Examine each line of the data, and copy the ones containing "Week".
RECORDS SHOWN START
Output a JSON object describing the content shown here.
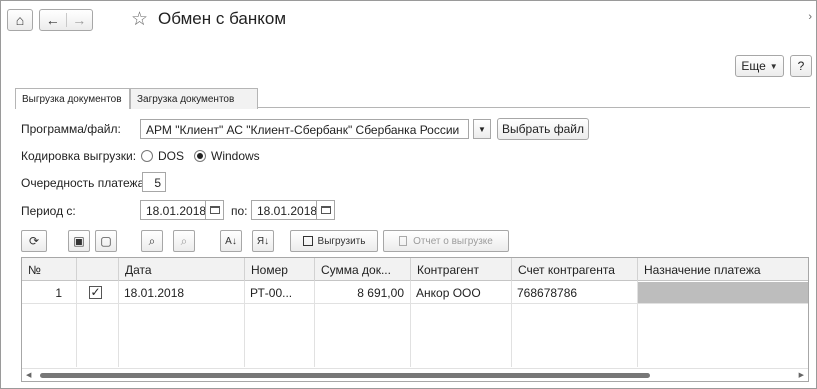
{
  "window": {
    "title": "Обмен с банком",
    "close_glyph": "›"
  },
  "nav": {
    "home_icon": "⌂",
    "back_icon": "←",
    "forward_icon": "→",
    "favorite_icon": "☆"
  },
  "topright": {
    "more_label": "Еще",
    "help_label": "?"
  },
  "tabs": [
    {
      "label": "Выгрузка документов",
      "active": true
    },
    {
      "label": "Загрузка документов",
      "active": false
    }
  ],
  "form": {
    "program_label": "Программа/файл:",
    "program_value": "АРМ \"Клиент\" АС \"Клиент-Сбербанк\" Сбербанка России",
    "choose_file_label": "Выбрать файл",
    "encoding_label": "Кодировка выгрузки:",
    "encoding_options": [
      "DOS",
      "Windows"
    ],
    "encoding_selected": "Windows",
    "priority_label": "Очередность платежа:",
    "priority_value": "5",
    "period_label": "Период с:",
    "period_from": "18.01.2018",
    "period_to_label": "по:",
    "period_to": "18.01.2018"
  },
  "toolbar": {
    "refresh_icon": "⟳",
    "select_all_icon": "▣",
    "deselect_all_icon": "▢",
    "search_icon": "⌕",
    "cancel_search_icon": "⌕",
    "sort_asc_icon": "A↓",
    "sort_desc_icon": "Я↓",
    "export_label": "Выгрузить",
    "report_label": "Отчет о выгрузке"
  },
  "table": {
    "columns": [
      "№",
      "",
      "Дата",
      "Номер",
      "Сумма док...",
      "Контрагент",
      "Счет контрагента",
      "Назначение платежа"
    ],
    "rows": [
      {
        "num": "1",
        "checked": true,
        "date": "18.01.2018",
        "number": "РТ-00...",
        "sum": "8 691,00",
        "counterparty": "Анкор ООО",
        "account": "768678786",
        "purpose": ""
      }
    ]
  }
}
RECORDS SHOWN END
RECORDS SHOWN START
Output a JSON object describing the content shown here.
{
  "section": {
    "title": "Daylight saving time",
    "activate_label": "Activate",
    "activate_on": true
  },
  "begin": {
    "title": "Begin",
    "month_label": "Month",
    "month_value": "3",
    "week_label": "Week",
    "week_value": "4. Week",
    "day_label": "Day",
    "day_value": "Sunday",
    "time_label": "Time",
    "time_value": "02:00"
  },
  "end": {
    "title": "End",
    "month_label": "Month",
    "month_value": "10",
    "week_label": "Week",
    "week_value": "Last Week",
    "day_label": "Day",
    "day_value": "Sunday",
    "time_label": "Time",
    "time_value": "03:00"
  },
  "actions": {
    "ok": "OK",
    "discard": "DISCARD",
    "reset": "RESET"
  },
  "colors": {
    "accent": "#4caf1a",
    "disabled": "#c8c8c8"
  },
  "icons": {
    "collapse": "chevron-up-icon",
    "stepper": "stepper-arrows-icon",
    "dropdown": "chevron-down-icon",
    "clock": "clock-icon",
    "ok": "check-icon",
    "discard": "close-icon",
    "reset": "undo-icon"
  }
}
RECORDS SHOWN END
=== RESULT OF THIS EXERCISE ===
    "week_label": "Week",
    "week_value": "4. Week",
    "week_label": "Week",
    "week_value": "Last Week",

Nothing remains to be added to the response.